(Beginning of Data extract)
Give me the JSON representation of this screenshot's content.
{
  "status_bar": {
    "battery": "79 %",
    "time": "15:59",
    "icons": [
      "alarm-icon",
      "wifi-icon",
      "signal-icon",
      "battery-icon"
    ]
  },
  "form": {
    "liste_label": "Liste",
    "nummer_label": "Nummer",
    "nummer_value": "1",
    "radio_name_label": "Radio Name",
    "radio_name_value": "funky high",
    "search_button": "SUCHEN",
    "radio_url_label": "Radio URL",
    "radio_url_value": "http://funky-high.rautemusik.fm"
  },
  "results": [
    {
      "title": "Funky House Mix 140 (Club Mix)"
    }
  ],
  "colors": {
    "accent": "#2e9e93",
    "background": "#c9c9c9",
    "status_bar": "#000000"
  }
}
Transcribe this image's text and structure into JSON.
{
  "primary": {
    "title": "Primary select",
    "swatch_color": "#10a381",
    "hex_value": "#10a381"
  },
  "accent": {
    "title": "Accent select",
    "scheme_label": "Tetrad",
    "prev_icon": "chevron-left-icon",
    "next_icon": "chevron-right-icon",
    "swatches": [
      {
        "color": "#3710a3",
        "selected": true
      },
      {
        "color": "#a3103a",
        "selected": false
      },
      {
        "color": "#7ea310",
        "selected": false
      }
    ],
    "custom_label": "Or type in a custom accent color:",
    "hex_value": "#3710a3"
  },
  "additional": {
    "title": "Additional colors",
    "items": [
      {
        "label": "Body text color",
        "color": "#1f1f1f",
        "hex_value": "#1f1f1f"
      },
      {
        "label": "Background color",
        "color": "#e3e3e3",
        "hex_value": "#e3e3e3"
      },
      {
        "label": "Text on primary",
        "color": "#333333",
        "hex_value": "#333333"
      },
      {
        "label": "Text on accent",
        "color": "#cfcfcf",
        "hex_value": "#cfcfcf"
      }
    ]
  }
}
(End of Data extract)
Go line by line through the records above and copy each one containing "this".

Give me the JSON representation of this screenshot's content.
Transcribe this image's text and structure into JSON.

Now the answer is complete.